GrassHopperGrasshoppers (Melanoplus spp.) feed on a wide variety of plants and can be pests of corn. Grasshoppers pass the winter as egg masses that were deposited about one inch below the ground surface the previous fall. Eggs hatch in May and into June. Because the soil-born eggs are destroyed by fall and spring tillage grasshopper survival is greatest in no-tillage situations, along field margins, and in other undisturbed land away from fields (e.g. in pastures). As the grasshoppers hatch, nymphs first remain near the site of hatching but slowly spread as they get larger. Winged adults develop by mid-summer and spread across the landscape. In most cases grasshoppers move into corn fields from edges bordering undisturbed areas and also show some movement in and out of fields on a daily basis. See scouting guidelines for mid-season insects. In the field grasshoppers feed on leaves, silks, and ear tips. In years of high grasshopper populations, damage can spread far into and even completely across fields, although this is unusual. Populations in corn are often much higher following drought years and when corn is no-tillage planted into soil containing lots of eggs (e.g. killed pasture, lespedeza, or alfalfa fields).

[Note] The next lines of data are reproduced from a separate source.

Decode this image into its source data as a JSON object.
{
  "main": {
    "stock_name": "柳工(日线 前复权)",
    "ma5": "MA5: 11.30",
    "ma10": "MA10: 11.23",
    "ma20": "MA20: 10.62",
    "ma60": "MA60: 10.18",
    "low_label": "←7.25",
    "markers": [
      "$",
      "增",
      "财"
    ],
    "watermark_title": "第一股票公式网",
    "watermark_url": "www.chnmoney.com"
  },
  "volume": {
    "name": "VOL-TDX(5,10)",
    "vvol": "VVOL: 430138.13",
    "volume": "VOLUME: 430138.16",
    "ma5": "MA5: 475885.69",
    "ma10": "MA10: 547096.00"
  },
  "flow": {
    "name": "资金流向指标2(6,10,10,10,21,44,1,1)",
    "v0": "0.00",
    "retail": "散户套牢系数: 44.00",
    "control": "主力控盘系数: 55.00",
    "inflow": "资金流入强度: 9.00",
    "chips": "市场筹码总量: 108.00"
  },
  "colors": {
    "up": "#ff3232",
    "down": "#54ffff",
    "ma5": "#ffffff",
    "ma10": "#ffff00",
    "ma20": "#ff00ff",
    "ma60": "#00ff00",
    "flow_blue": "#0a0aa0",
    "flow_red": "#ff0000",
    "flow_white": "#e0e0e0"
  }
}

GrassHopper_DamageCornNo specific management strategy for preventing grasshoppers is recommended as they are only sporadic pests. Insecticides are sometimes employed to reduce populations and are often applied as spot treatments along field margins and headlands. To determine the need for treatment, defoliation should be estimated; a 5% yield loss potential will normally justify treatment. In addition to the defoliation estimate, a survey for the presence of grasshoppers and the extent of their movement will help estimate the potential for further damage and the possibility for spot treatment.